Texas Reps plot to oust their "Auto-Craddick" Speaker
Dec. 26, 2006
By LISA SANDBERG, Austin Bureau
AUSTIN — The lawmaker running against House Speaker Tom Craddick said today he's confident he's already secured the votes to be the next speaker, though he wouldn't say how many pledges he's gotten from members.
"I'm getting a very good response," Brian McCall, R-Plano.
McCall said he's been calling fellow lawmakers since Friday to win backing for his candidacy and that he's been promised support from many of the 109 members who signed pledge cards for Craddick last month. Seventy-six votes are needed to win.

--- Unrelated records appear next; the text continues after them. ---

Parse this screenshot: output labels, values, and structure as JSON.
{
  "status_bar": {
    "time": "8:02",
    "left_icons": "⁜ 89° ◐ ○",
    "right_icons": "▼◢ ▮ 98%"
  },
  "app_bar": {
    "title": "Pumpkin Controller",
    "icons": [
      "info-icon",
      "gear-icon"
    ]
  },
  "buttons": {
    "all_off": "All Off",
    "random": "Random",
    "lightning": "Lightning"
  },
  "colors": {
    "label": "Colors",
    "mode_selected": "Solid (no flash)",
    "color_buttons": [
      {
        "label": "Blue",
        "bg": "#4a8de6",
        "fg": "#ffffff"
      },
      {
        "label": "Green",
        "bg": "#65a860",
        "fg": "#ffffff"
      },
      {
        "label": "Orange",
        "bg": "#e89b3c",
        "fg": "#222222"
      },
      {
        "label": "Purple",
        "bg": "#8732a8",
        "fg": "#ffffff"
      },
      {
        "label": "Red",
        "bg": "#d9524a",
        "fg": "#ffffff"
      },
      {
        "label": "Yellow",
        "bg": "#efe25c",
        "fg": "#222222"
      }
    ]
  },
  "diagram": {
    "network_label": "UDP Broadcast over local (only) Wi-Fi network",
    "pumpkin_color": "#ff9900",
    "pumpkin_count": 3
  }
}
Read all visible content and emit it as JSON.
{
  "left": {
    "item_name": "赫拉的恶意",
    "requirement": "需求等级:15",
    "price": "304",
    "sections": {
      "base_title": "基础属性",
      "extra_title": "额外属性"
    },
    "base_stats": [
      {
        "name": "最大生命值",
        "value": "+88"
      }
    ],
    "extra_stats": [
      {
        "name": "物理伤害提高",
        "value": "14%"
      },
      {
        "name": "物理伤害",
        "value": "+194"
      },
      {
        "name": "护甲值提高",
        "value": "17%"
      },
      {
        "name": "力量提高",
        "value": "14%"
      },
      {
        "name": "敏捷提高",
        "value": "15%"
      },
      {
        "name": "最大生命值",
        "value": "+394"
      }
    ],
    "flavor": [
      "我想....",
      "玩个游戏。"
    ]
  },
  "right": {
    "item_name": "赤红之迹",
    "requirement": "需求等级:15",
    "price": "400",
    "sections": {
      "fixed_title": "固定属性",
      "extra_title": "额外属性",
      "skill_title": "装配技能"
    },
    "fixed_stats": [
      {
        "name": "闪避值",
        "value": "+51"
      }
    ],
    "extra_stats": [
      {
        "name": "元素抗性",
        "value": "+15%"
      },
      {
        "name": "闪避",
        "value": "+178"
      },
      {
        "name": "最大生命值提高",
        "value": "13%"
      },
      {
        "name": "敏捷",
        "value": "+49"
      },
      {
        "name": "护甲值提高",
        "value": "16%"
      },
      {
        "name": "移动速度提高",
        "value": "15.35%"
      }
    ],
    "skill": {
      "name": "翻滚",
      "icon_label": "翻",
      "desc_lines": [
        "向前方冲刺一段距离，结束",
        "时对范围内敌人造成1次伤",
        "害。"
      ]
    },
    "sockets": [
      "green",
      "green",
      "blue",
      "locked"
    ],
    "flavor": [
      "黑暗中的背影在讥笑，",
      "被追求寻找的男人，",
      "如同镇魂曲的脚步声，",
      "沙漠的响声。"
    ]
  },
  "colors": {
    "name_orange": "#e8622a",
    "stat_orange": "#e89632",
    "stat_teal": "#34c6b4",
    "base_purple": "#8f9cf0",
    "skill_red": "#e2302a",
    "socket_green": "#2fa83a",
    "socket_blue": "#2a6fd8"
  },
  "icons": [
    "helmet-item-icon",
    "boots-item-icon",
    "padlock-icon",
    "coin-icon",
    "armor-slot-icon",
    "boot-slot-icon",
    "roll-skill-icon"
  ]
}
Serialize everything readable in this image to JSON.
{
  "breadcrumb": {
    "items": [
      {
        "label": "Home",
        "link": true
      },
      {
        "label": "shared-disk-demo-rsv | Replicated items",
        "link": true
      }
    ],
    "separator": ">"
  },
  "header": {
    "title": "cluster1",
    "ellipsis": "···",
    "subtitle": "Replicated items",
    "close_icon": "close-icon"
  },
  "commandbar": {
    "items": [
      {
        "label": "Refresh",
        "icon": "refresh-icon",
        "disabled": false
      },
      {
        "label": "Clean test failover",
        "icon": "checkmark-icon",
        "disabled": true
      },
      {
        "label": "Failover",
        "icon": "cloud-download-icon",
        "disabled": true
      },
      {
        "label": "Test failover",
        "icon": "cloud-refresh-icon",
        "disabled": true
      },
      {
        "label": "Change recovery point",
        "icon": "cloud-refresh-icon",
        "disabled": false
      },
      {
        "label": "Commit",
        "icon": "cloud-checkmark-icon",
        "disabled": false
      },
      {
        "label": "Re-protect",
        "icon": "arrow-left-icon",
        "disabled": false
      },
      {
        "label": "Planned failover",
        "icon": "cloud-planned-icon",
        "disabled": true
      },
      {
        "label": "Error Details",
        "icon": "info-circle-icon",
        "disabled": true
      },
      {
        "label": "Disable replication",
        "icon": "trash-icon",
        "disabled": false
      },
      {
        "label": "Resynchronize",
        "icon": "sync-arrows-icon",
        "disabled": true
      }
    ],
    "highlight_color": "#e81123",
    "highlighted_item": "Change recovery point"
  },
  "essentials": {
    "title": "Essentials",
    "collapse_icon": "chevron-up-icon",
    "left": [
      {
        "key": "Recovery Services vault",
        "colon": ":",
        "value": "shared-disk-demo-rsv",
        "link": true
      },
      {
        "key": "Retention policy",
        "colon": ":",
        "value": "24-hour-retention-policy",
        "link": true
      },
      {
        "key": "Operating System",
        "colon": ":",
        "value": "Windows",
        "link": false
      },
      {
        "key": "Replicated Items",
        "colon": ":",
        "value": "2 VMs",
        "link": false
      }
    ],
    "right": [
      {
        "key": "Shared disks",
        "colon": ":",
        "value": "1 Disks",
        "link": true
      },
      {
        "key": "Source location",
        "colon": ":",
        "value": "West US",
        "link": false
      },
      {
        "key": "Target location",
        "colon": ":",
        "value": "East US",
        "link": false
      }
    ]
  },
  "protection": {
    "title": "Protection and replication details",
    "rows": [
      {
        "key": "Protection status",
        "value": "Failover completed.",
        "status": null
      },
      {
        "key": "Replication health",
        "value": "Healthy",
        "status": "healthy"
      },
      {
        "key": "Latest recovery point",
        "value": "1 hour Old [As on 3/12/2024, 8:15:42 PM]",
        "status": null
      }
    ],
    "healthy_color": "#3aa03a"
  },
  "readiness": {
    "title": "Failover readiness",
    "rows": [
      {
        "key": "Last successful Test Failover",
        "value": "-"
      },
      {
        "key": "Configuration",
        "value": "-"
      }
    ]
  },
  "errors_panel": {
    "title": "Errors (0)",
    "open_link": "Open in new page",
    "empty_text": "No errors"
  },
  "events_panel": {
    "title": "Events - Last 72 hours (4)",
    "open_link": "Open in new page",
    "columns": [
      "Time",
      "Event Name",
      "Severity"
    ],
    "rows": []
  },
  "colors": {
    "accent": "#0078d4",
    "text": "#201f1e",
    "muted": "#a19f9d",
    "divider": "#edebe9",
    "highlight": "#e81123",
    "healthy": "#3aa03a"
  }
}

He also said people are fed up with what he characterized as Craddick's "(my) way or the highway" style.
McCall filed the necessary papers for the speaker's race on Friday.
The 16-year House veteran described himself as a social conservative who agrees with Craddick on major policy issues. But he said under his leadership, members would be treated with more respect with him as speaker.
"Members would be allowed to vote their districts and their conscience," he said. "The speaker would take a back seat."
A political consultant close to Craddick, meanwhile, dismissed McCall's chances of prevailing as speaker.
"He's never even been a chairman," Bill Miller said of McCall.
Rep. Garnet Coleman, D-Houston, is one of the most liberal House members, but he said he would vote for McCall if speaker candidate and fellow Houston Democrat Rep. Senfronia Thompson releases him to do so.
''Clearly there's momentum for change, and that's what's important here," he said. ''Even though Brian is conservative and a lot more conservative than I am, I think he'll be fair as speaker.
Coleman echoed others who said they are sick of Craddick's ''autocratic'' style.
''Speakers ought to be people who, if the members elect you, you serve the members and the interests of the members,'' he added. ''Craddick has not served the member's interests. He's served his own interests. The members are disposable.''
The House speaker is chosen by 149 other state representatives at the beginning of every legislative session. The speaker appoints legislative committees and influences which bills come to the floor for debate — and which never make it.
Republicans now hold an 81-69 majority in the House.
© 2006 Houston Chronicle: